Another day, another supergroup featuring members of Mastodon, Queens of the Stone Age and At The Drive In. Not to be deterred by past ventures (looking at you Kill Or Be Killed) it’s important to remember that you can never judge a book by its front cover, nor its imperfect back catalogue. Gone Is Gone are the latest collaborative effort to emerge from the contemporary metal scene, and one of the most likely to produce something that sounds genuinely unique. The casting on paper shows the promise of the project. With QOTSA/ A Perfect Circle/ Eagles Of Death Metal guitarist Troy Van Leeuwen, ATDI drummer Tony Haajar, freelance composer and multi-instrumentalist Mike Zarin and Mastodon bassist Troy Sanders, the group are kicking off 2017 with a very loud bang on debut album Echolocation. The LP promises a script of musical innovation and dark creativity. But does it deliver on originality, or does it fall by the wayside, dismantled by a collection of grinding musical egos?
The opening combination of Sentient and Gift suggests the former. From the beginning, a diverse range of musical flavours can be heard. The introduction is steeped in atmospheric ambience and mystique, not unlike the work of APC. From there the song descends into a doom-laden march that perfectly complements Sanders’ sludgy vocals, whilst Gift serves as yang to the yin, brightly bopping along with an unsettling, yet addictive urgency.
Although each member of Gone Is Gone can claim series metal pedigrees, it would be a stretch to label this a metal record. Resurge shuffles along with hint of that southern desert flavour that makes QOTSA such a musical force, while Van Leeuwen’s fingerprint can be felt on the grim and dreary Dublin.
As the album progresses, there are a few ‘too many cooks in the kitchen’ moments, where you can practically see each member of the supergroup overthinking the construction. Ornament starts with a vocal fanfare that shows plenty of promise but never seems to quite get off the mark, save for the ending psychedelic jam that cautiously begins to develop before wrapping up too fast. Likewise, Colourfade floats through the murky waters of prog and sludge but dynamically doesn’t offer much variation.
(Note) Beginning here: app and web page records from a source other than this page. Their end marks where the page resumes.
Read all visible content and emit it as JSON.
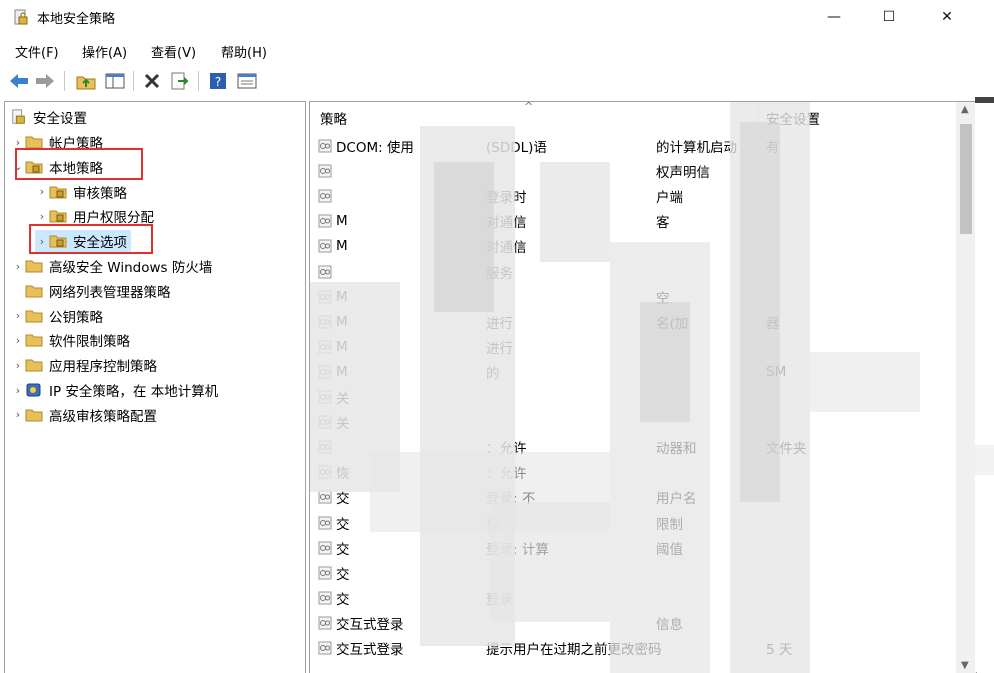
{
  "window": {
    "title": "本地安全策略",
    "minimize": "—",
    "maximize": "☐",
    "close": "✕"
  },
  "menu": [
    "文件(F)",
    "操作(A)",
    "查看(V)",
    "帮助(H)"
  ],
  "toolbar": [
    "back-icon",
    "forward-icon",
    "up-folder-icon",
    "show-hide-tree-icon",
    "delete-icon",
    "export-list-icon",
    "help-icon",
    "properties-icon"
  ],
  "tree": {
    "root": "安全设置",
    "items": [
      {
        "label": "帐户策略",
        "level": 1,
        "arrow": "›",
        "icon": "folder-icon"
      },
      {
        "label": "本地策略",
        "level": 1,
        "arrow": "⌄",
        "icon": "folder-icon",
        "highlight": true
      },
      {
        "label": "审核策略",
        "level": 2,
        "arrow": "›",
        "icon": "folder-icon"
      },
      {
        "label": "用户权限分配",
        "level": 2,
        "arrow": "›",
        "icon": "folder-icon"
      },
      {
        "label": "安全选项",
        "level": 2,
        "arrow": "›",
        "icon": "folder-icon",
        "selected": true,
        "highlight": true
      },
      {
        "label": "高级安全 Windows 防火墙",
        "level": 1,
        "arrow": "›",
        "icon": "folder-icon"
      },
      {
        "label": "网络列表管理器策略",
        "level": 1,
        "arrow": "",
        "icon": "folder-icon"
      },
      {
        "label": "公钥策略",
        "level": 1,
        "arrow": "›",
        "icon": "folder-icon"
      },
      {
        "label": "软件限制策略",
        "level": 1,
        "arrow": "›",
        "icon": "folder-icon"
      },
      {
        "label": "应用程序控制策略",
        "level": 1,
        "arrow": "›",
        "icon": "folder-icon"
      },
      {
        "label": "IP 安全策略，在 本地计算机",
        "level": 1,
        "arrow": "›",
        "icon": "ipsec-icon"
      },
      {
        "label": "高级审核策略配置",
        "level": 1,
        "arrow": "›",
        "icon": "folder-icon"
      }
    ]
  },
  "list": {
    "headers": {
      "policy": "策略",
      "setting": "安全设置"
    },
    "rows": [
      {
        "policy": "DCOM: 使用",
        "mid": "(SDDL)语",
        "tail": "的计算机启动",
        "setting": "有"
      },
      {
        "policy": "",
        "mid": "",
        "tail": "权声明信",
        "setting": ""
      },
      {
        "policy": "",
        "mid": "登录时",
        "tail": "户端",
        "setting": ""
      },
      {
        "policy": "M",
        "mid": "对通信",
        "tail": "客",
        "setting": ""
      },
      {
        "policy": "M",
        "mid": "对通信",
        "tail": "",
        "setting": ""
      },
      {
        "policy": "",
        "mid": "服务",
        "tail": "",
        "setting": ""
      },
      {
        "policy": "M",
        "mid": "",
        "tail": "空",
        "setting": ""
      },
      {
        "policy": "M",
        "mid": "进行",
        "tail": "名(加",
        "setting": "器"
      },
      {
        "policy": "M",
        "mid": "进行",
        "tail": "",
        "setting": ""
      },
      {
        "policy": "M",
        "mid": "的",
        "tail": "",
        "setting": "SM"
      },
      {
        "policy": "关",
        "mid": "",
        "tail": "",
        "setting": ""
      },
      {
        "policy": "关",
        "mid": "",
        "tail": "",
        "setting": ""
      },
      {
        "policy": "",
        "mid": "：允许",
        "tail": "动器和",
        "setting": "文件夹"
      },
      {
        "policy": "恢",
        "mid": "：允许",
        "tail": "",
        "setting": ""
      },
      {
        "policy": "交",
        "mid": "登录: 不",
        "tail": "用户名",
        "setting": ""
      },
      {
        "policy": "交",
        "mid": "登",
        "tail": "限制",
        "setting": ""
      },
      {
        "policy": "交",
        "mid": "登录: 计算",
        "tail": "阈值",
        "setting": ""
      },
      {
        "policy": "交",
        "mid": "",
        "tail": "",
        "setting": ""
      },
      {
        "policy": "交",
        "mid": "登录",
        "tail": "",
        "setting": ""
      },
      {
        "policy": "交互式登录",
        "mid": "",
        "tail": "信息",
        "setting": ""
      },
      {
        "policy": "交互式登录",
        "mid": "提示用户在过期之前更改密码",
        "tail": "",
        "setting": "5 天"
      }
    ]
  },
  "colors": {
    "highlight": "#e0302f",
    "selection": "#cce8ff",
    "folder": "#e8c05a"
  }
}
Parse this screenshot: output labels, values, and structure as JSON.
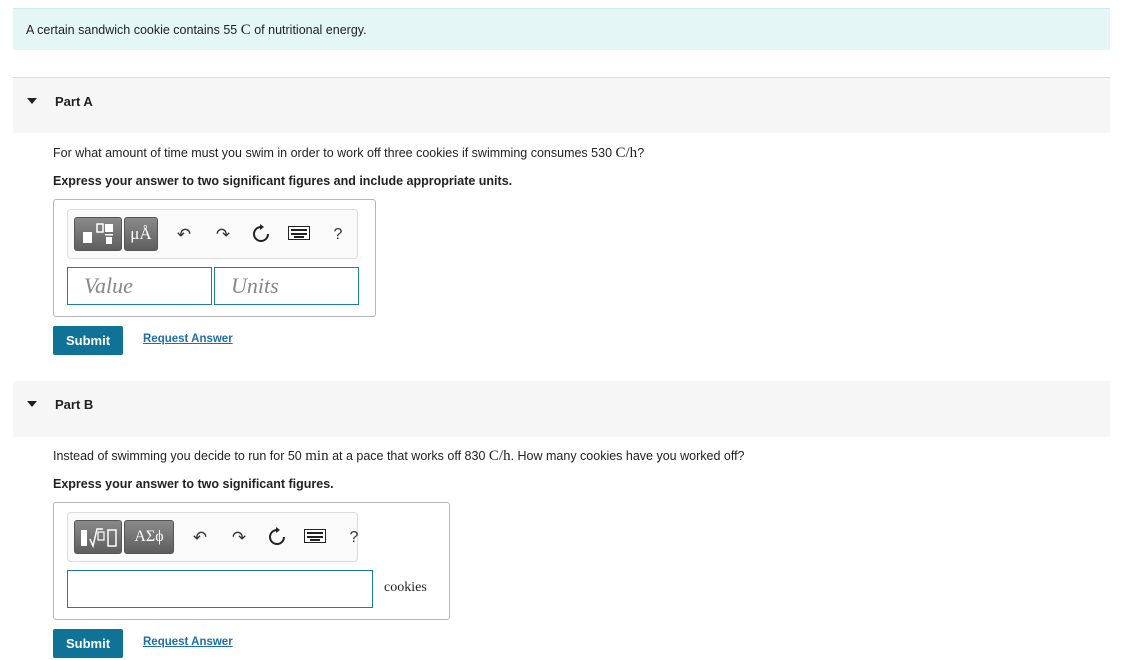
{
  "intro": {
    "pre": "A certain sandwich cookie contains 55",
    "unit": "C",
    "post": "of nutritional energy."
  },
  "part_a": {
    "title": "Part A",
    "question_pre": "For what amount of time must you swim in order to work off three cookies if swimming consumes 530",
    "question_math": "C/h",
    "question_post": "?",
    "instruction": "Express your answer to two significant figures and include appropriate units.",
    "toolbar": {
      "sym_label": "μÅ",
      "help": "?"
    },
    "value_placeholder": "Value",
    "units_placeholder": "Units",
    "submit": "Submit",
    "request": "Request Answer"
  },
  "part_b": {
    "title": "Part B",
    "question_pre": "Instead of swimming you decide to run for 50",
    "question_math1": "min",
    "question_mid": "at a pace that works off 830",
    "question_math2": "C/h",
    "question_post": ". How many cookies have you worked off?",
    "instruction": "Express your answer to two significant figures.",
    "toolbar": {
      "sym_label": "ΑΣϕ",
      "help": "?"
    },
    "answer_value": "",
    "unit_label": "cookies",
    "submit": "Submit",
    "request": "Request Answer"
  }
}
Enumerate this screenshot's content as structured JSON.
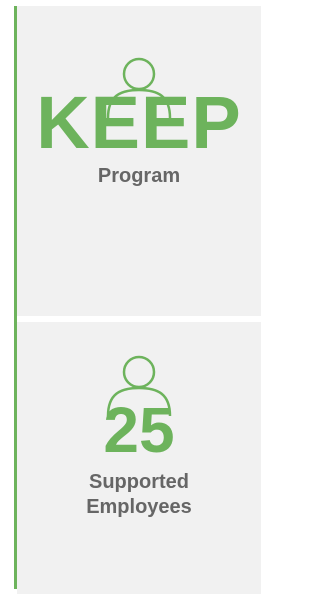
{
  "accent_color": "#6db35c",
  "caption_color": "#666666",
  "cards": [
    {
      "icon": "person-icon",
      "value": "KEEP",
      "caption_lines": [
        "Program"
      ]
    },
    {
      "icon": "person-icon",
      "value": "25",
      "caption_lines": [
        "Supported",
        "Employees"
      ]
    }
  ]
}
That said, the background, home turf and influence of each member is to be considered; there’s no way that these many heavy music legends could come together and simply work seamlessly, without too many tugs in opposing directions, especially when comparing this album to, say, the entire back catalogue and established sound of a group like QOTSA or Mastodon. The musical chemistry here didn’t have those years to establish itself fluidly, with minimal time in the studio in order to meet the demands of scheduling for each member. With that in mind, Echolocation goes a long way to display the potential that this meeting of the minds can produce. Pawns bring the balls-heavy sludge that can be heard so clearly in the early Mastodon recordings, while the more experimental Slow Awakening and Fast Awakening sees the band really dipping their toes into the geekier side of concept composition; the former slowly and painfully establishes a rock solid foundation for the latter, which quickly becomes a flurrying rampage of screaming guitars and pounding percussion.
The main issue with the album is that it tends to feel a little stale, lacking enough diversity and drive to keep is dynamic and engaging. Thankfully, the album’s second half offers some variation, notably through the rustic, scruffy acoustics of Resolve. Think of this track as a soundtrack to the kind of scene featuring an old-timey bearded blacksmith getting sentimental with his son, and you have the essence of Resolve.
The title track closes out the record, offering the most variety since Gift. With an Eastern-influenced synth riff, the song calmly establishes a steady pace before breaking down into a dark, grungy chorus that shows off the kind of memorable hook that would have kept this kind of energy up throughout the entire record.
Overall, Echolocation rates as an above average first outing for a supergroup. There are dull moments scattered throughout, but as a body of work the sounds and structures are both unique and interesting, especially when you consider the background of each band member. With the limited amount of time available to members the variety of sounds achieved is certainly impressive. 2016 was the year contemporary metal artists took centre stage and brought some much-needed innovation to the genre. Echolocation isn’t blowing any minds, but it certainly offers something new, and marks the start of what is hopefully another year of challenging, boundary-pushing heavy music.